One thing that was apparent during the COVID pandemic was that banks are very creative by nature and able to step up to meet the needs of their customers and the communities that they serve. This has led to the rapid ascension and adoption of digital products and services that consumers can access 24/7.
With this comes a great responsibility for understanding the risks that are associated with those complex technological advancements while safeguarding against those bad actors trying to sabotage the system. Rest assured that there are keys for that, and it all starts with a trusted partner.
As banks leverage the expertise of the third-party partners, it’s important to have in place a Third-Party Vendor Risk Management Program designed to fit within the bank’s overall strategic plan, short and long-term goals, and business objectives.
Based on the bank’s directional compass, it’s common to weigh the risk versus reward scenario for the opportunity to pursue these digital advancements. As this starts the risk management process, be sure to take into consideration the relevant risks associated with any relationship, including the generally accepted banking risk categories (such as Credit, Interest Rate, Liquidity, Transaction, Compliance, Strategic, and Reputation.)
- The due diligence process will further examine those risks determined to be key from the above considerations as the bank will want to tailor this based on the complexity of the third-party relationship (such as a core system provider versus a one-time digital marketing campaign.) At a minimum, consider the following:
- The third-party’s experience in performing the proposed product or service.
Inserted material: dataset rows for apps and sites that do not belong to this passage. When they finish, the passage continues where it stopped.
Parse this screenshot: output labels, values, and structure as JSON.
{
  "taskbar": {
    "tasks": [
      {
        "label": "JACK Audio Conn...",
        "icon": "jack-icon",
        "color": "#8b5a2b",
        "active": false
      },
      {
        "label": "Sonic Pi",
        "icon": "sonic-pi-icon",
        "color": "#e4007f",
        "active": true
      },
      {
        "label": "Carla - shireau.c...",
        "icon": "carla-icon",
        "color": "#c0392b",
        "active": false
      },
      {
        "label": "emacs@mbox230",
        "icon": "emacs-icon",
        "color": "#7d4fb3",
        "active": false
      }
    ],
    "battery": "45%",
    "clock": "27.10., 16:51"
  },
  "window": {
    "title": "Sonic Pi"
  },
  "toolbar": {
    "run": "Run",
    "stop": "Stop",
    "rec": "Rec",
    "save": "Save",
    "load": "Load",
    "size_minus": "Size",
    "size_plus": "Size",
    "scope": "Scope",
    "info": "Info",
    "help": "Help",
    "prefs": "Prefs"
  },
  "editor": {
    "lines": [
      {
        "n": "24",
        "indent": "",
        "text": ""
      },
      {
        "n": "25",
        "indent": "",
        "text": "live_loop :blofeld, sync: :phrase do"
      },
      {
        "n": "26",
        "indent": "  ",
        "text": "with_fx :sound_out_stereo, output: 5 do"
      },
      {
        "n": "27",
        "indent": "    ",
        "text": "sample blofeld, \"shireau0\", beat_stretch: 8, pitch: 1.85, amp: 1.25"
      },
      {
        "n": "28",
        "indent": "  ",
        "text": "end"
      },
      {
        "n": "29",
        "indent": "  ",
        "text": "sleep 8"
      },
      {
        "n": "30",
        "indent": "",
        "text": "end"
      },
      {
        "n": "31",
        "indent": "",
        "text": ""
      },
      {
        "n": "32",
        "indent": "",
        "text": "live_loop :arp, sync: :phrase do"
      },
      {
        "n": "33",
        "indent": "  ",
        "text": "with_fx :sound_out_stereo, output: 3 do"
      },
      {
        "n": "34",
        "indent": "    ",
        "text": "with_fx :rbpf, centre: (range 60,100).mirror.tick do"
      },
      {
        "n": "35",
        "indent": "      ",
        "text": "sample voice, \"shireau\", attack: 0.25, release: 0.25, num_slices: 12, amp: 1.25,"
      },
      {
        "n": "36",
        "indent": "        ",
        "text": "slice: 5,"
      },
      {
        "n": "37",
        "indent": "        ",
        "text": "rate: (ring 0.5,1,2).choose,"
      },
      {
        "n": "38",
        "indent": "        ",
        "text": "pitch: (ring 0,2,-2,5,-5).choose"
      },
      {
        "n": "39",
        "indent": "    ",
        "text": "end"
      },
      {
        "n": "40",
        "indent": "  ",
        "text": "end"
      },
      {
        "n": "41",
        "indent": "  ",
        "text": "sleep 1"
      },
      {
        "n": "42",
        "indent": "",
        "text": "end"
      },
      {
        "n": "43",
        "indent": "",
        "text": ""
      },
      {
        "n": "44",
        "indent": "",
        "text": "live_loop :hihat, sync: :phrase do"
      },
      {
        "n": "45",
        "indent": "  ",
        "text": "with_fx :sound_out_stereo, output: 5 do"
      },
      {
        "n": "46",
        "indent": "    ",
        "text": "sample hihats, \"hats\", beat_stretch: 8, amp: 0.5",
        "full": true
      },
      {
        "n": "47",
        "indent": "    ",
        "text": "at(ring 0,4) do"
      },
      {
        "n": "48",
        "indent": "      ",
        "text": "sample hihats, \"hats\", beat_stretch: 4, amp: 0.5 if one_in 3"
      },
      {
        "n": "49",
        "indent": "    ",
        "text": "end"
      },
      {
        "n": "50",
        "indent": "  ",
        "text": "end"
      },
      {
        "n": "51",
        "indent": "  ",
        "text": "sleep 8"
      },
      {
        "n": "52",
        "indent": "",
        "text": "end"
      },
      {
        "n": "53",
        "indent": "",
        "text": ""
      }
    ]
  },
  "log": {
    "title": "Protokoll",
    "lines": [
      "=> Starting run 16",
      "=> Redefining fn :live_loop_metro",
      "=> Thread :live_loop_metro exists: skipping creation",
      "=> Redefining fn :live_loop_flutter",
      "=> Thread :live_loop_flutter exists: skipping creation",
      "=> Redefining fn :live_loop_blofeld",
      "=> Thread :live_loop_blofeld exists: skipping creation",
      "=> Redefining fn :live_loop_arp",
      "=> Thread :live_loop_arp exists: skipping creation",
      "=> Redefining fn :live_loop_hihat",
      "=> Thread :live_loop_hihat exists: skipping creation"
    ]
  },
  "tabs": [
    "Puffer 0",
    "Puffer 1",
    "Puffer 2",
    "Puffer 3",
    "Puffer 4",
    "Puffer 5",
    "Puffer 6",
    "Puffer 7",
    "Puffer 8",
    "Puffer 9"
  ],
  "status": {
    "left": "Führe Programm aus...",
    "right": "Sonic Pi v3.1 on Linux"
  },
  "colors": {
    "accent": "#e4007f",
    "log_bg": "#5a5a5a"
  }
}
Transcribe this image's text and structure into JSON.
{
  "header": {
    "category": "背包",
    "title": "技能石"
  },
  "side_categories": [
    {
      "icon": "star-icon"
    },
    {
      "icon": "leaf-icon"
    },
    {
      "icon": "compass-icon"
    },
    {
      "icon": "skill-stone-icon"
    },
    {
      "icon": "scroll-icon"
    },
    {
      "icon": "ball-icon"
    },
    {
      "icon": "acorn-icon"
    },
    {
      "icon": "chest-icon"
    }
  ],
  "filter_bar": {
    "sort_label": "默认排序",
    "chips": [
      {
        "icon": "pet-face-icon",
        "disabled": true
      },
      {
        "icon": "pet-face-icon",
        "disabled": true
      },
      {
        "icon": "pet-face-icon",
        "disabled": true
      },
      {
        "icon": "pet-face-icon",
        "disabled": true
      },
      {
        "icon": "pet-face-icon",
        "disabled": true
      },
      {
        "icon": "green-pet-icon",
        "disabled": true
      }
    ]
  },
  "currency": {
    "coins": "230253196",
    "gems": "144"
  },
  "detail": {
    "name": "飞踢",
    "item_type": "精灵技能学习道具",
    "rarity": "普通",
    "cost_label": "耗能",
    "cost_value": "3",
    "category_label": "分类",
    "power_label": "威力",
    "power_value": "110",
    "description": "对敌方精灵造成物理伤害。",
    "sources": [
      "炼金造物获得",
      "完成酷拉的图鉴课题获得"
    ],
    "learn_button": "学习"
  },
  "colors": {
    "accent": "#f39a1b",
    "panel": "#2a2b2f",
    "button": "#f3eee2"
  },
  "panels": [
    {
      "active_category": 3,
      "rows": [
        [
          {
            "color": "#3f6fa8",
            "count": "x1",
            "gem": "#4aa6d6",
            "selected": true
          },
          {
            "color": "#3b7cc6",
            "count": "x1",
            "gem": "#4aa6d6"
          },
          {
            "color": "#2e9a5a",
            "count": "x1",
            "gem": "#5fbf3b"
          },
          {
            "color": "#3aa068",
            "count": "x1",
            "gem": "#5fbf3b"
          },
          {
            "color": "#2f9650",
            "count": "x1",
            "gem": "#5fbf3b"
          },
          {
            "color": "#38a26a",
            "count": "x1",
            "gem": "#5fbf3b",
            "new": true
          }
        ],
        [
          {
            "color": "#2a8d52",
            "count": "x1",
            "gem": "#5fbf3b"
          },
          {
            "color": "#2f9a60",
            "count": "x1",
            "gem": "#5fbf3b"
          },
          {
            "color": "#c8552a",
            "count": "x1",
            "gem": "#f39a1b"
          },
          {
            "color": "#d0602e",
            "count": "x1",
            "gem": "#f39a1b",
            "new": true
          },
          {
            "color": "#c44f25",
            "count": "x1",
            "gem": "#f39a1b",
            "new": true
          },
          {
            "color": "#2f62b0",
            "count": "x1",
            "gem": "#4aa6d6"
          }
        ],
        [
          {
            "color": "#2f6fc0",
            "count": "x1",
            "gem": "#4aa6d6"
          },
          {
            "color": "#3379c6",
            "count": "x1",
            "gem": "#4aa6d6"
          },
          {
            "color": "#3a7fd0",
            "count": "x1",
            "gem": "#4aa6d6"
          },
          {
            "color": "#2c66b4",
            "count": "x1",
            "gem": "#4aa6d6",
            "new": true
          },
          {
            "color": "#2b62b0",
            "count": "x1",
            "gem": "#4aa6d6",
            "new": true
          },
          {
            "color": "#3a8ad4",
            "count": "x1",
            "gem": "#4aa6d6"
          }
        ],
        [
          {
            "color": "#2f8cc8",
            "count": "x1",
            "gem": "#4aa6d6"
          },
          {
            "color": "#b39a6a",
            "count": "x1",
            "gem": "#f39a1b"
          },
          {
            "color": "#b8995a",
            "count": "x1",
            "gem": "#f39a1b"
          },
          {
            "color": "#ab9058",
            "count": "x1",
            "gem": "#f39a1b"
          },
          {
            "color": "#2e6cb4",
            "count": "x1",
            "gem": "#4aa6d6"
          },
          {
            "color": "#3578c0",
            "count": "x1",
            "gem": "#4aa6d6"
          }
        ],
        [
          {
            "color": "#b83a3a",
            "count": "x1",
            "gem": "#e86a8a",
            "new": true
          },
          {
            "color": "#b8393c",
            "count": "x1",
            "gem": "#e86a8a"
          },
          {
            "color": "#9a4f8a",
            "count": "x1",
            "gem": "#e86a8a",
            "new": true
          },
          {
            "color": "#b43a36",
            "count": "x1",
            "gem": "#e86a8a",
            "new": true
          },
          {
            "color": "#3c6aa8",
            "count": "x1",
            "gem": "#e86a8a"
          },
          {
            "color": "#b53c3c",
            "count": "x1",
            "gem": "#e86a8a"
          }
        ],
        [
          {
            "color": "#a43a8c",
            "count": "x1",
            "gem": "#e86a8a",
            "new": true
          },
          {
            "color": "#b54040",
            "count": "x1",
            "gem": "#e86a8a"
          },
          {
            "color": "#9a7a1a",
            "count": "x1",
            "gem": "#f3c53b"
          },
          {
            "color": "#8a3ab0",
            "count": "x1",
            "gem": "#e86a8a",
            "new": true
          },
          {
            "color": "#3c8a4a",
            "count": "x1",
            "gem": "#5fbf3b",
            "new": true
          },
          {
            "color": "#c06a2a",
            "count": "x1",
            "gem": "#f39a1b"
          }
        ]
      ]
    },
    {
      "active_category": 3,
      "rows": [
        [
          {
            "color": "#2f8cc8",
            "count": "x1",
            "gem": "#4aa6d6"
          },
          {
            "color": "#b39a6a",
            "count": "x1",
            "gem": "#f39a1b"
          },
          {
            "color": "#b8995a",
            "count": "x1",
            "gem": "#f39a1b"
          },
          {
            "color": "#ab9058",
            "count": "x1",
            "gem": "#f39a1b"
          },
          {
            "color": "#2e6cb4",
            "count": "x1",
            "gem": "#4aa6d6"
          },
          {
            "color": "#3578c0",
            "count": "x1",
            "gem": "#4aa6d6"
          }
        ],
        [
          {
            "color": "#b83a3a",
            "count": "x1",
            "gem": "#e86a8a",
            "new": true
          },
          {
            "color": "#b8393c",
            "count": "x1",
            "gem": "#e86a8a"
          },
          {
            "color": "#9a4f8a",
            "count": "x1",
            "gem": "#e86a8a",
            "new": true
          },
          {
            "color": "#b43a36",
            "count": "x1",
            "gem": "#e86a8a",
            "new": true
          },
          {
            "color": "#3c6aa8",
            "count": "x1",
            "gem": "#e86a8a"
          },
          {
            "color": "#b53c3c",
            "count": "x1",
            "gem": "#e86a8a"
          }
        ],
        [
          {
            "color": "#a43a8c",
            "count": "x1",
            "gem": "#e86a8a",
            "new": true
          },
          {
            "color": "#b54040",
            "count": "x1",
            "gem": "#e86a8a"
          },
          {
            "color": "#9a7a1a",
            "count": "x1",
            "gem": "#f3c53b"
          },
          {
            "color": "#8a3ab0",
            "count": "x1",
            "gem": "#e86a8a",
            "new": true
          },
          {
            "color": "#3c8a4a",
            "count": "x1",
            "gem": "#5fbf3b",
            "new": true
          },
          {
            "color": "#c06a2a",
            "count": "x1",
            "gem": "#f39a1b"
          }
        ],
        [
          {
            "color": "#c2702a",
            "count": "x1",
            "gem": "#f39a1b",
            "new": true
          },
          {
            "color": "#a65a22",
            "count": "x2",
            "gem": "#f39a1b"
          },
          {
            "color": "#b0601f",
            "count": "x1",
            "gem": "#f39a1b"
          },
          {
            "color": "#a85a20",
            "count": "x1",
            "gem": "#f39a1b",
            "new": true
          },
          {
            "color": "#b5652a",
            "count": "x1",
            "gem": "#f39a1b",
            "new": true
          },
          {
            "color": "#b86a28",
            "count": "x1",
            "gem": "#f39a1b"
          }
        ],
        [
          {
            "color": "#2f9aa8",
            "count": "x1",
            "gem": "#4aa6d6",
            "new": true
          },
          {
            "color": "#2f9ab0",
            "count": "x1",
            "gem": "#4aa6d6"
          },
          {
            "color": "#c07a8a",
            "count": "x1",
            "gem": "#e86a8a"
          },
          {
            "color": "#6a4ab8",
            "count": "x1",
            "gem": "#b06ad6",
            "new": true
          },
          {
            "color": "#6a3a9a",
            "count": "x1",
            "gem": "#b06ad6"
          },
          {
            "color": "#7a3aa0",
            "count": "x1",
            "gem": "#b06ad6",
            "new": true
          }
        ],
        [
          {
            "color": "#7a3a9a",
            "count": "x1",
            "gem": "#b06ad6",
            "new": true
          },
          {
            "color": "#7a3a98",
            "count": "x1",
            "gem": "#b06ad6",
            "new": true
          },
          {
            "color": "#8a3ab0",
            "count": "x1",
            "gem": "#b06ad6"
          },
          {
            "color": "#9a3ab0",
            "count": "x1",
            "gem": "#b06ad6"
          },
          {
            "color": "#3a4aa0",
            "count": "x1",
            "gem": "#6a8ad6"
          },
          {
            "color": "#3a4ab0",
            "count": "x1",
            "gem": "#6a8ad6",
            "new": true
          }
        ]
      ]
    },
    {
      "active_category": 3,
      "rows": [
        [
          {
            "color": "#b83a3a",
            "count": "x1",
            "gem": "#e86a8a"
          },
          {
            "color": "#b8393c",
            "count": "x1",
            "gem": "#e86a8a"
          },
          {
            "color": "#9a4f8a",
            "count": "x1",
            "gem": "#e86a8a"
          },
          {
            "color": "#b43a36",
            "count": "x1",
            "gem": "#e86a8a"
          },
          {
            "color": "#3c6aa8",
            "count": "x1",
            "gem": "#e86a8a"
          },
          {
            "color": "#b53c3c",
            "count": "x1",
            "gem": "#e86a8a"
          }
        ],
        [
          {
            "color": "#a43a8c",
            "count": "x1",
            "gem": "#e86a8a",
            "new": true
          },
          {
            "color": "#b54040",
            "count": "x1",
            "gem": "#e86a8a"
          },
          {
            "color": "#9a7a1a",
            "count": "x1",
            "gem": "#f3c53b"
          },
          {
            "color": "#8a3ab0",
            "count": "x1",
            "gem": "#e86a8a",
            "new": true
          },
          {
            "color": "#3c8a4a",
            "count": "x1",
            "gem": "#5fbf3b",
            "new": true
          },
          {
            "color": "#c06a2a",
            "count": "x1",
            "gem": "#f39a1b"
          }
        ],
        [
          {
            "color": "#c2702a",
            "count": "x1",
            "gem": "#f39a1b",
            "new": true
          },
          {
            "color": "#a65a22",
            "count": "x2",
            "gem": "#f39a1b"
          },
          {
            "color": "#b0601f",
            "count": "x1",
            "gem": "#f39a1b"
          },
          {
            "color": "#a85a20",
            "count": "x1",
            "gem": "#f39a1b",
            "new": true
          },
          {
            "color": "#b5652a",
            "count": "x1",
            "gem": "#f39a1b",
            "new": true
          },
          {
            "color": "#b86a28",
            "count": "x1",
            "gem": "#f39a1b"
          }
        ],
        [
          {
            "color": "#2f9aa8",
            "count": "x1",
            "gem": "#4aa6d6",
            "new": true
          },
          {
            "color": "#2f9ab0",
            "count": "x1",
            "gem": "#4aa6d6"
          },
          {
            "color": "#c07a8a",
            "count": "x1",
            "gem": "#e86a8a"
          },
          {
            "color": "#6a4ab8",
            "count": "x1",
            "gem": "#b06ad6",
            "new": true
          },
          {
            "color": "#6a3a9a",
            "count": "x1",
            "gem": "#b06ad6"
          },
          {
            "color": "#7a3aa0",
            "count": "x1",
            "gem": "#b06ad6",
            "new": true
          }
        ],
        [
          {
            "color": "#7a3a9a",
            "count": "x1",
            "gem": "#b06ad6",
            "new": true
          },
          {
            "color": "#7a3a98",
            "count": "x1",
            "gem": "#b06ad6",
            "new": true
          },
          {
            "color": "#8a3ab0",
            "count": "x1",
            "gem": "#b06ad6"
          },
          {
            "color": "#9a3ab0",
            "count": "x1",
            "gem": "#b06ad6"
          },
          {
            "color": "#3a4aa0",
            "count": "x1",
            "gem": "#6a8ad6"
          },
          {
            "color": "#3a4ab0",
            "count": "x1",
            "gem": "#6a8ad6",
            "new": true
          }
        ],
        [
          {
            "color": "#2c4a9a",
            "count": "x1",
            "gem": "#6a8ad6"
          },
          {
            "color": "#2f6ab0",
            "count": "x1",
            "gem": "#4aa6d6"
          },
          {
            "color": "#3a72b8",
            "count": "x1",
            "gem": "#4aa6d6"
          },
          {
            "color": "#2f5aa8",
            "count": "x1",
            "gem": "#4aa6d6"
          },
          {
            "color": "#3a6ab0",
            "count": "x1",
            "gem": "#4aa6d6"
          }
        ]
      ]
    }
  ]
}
It’s important that the bank can verify the expertise with other sources while also completing its own research into available resource (such as the Better Business Bureau, Google, etc.)
- Determine whether the third-party’s business model appears to support longevity and can withstand changes in the market (such as those due to an unexpected pandemic…who saw that coming?)
- Thoroughly review the financial picture of the third-party and any closely related affiliates as credit risk is an important factor for long-term sustainability.
- Much like the compliance risk faced by banks, ensure privacy and security measures are functioning as designed especially when dealing with “non-public personal information”, including through analysis of audit reports commonly referred to as “SOC” (service organization controls) reports.
- The last thing standing in the way (assuming all the boxes are checked) is a safe and sound contract that spells out the responsibilities for both parties and is positioned to protect the bank, related parties, and its customers. Remember, it’s important to have an exit strategy in case the bank’s strategic direction change and the bank needs to pivot.
By implementing and following a consistent and repeatable third-party risk management process, the bank will put itself in the best position to meet its strategic goals and objectives while positively impact its customers and community it serves. Now, that’s nothing but net, when partners work together…Swish!